Jesse Root Grant increasingly spent his time away from San Diego and his family; he had political ambitions and unsuccessfully attempted to gain support to run for president in 1908. In 1913, he became involved in a highly publicized divorce action with his wife who was still in San Diego, in which she prevailed. He eventually died in Los Altos in 1934.
The end of the Grant legacy in Bankers Hill took place on Sept. 23, 1999 at the city’s Historic Resources Board (HRB). A developer wanted to tear down the Julia Dent Grant house and replace it with a new building. If the HRB determined the Grant house was historic, the house would be preserved. The city’s HRB staff recommended the house be designated historic, based on three separate reasons: 1. It was the home of a historic person; 2. Its historic architecture; 3. It was the work of a master architect, Hebbard.
At the HRB hearing, two members of the Grant family — as well as 11 other local residents and preservationists — testified in favor of the historic designation the Julia Dent Grant home. The HRB voted by a 6-4 majority in favor of designation. However, under the HRB rules a supra-majority of eight votes — out of the 10 members voting — was required for designation.

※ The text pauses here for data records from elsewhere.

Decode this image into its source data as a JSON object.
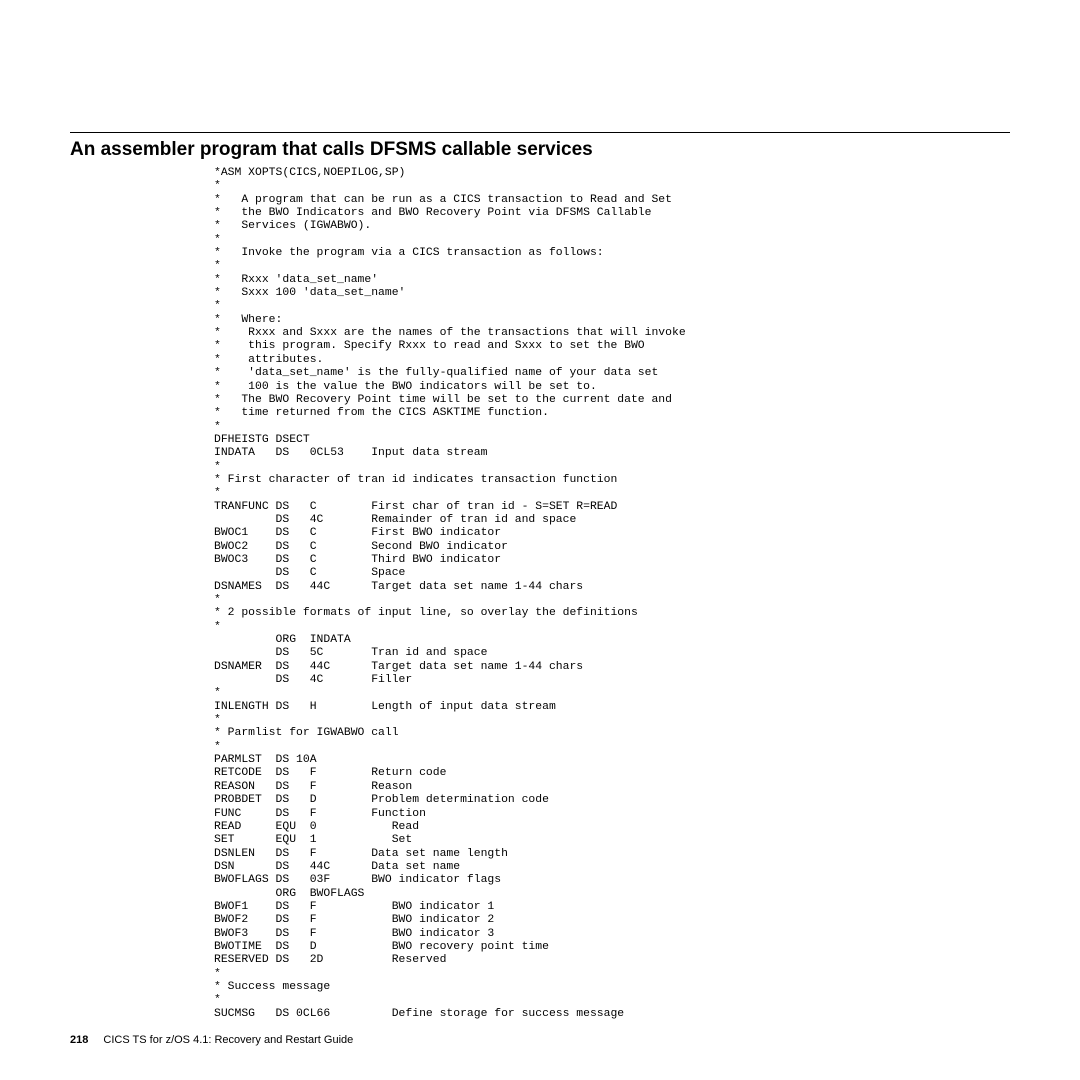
{
  "heading": "An assembler program that calls DFSMS callable services",
  "code": "*ASM XOPTS(CICS,NOEPILOG,SP)\n*\n*   A program that can be run as a CICS transaction to Read and Set\n*   the BWO Indicators and BWO Recovery Point via DFSMS Callable\n*   Services (IGWABWO).\n*\n*   Invoke the program via a CICS transaction as follows:\n*\n*   Rxxx 'data_set_name'\n*   Sxxx 100 'data_set_name'\n*\n*   Where:\n*    Rxxx and Sxxx are the names of the transactions that will invoke\n*    this program. Specify Rxxx to read and Sxxx to set the BWO\n*    attributes.\n*    'data_set_name' is the fully-qualified name of your data set\n*    100 is the value the BWO indicators will be set to.\n*   The BWO Recovery Point time will be set to the current date and\n*   time returned from the CICS ASKTIME function.\n*\nDFHEISTG DSECT\nINDATA   DS   0CL53    Input data stream\n*\n* First character of tran id indicates transaction function\n*\nTRANFUNC DS   C        First char of tran id - S=SET R=READ\n         DS   4C       Remainder of tran id and space\nBWOC1    DS   C        First BWO indicator\nBWOC2    DS   C        Second BWO indicator\nBWOC3    DS   C        Third BWO indicator\n         DS   C        Space\nDSNAMES  DS   44C      Target data set name 1-44 chars\n*\n* 2 possible formats of input line, so overlay the definitions\n*\n         ORG  INDATA\n         DS   5C       Tran id and space\nDSNAMER  DS   44C      Target data set name 1-44 chars\n         DS   4C       Filler\n*\nINLENGTH DS   H        Length of input data stream\n*\n* Parmlist for IGWABWO call\n*\nPARMLST  DS 10A\nRETCODE  DS   F        Return code\nREASON   DS   F        Reason\nPROBDET  DS   D        Problem determination code\nFUNC     DS   F        Function\nREAD     EQU  0           Read\nSET      EQU  1           Set\nDSNLEN   DS   F        Data set name length\nDSN      DS   44C      Data set name\nBWOFLAGS DS   03F      BWO indicator flags\n         ORG  BWOFLAGS\nBWOF1    DS   F           BWO indicator 1\nBWOF2    DS   F           BWO indicator 2\nBWOF3    DS   F           BWO indicator 3\nBWOTIME  DS   D           BWO recovery point time\nRESERVED DS   2D          Reserved\n*\n* Success message\n*\nSUCMSG   DS 0CL66         Define storage for success message",
  "footer": {
    "page_number": "218",
    "book_title": "CICS TS for z/OS 4.1: Recovery and Restart Guide"
  }
}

So the Julia Dent Grant house was not designated, and was subsequently demolished in 2000. The proposed new building was never built, and a promise to incorporate two columns from the original Julia Dent Grant house as features into the new building was not kept. One of Bankers Hill’s most important historic buildings was demolished to make room for a vacant lot.
A particularly jarring aspect of the 1999 HRB hearing were the attempts by those opposing designation to denigrate the role of President Grant in U.S. history. A preservationist present at the meeting referred to it as “obnoxious.” Another person present recalled that President Grant was referred to as a “drunk,” who was “involved in graft and corruption” and a “failure as president.” By denigrating him, the opponents of designation seemed to be arguing there was no reason to preserve his tainted legacy.
Despite his faults, modern historians have a heightened opinion of President Grant. A lot of the venom against him in the past was the result of individuals who opposed Reconstruction. Grant was the post-Civil War president who most actively sought to protect the rights of former slaves. Grant also fiercely suppressed the Ku Klux Klan.
In the early 20th century, the “Lost Cause” confederacy nostalgia movement did its best to besmirch Grant’s reputation. However, despite his shortcomings, Grant remained one of the most popular men in America during his life, especially among Union Army veterans. President Lincoln was reputed to have responded to complaints about General Grant’s drinking by saying, if he could find out what brand of whiskey Grant drank, he would send a barrel of it to all the other commanders.
Sadly, the William & Nellie Grant Cronan house soon suffered the same fate as the Julia Dent Grant house; it was demolished in 2009. Again the city’s HRB staff initially recommended it be historically designated because of its Spanish Revival architecture.
However, a historic report prepared by the potential developer claimed the house lacked historic integrity because of a new parapet and modifications to the windows. The report glossed over the occupants of the house, stating that even if William Cronan was found to be a historic figure, he was only “associated briefly” with the house, from 1922 to 1929. There was no mention of his wife being a member of the Grant family.
In place of the William and Nellie Cronan house now stands another vacant lot.
— Leo Wilson is an administrator for Metro San Diego CDC and is a Bankers Hill resident.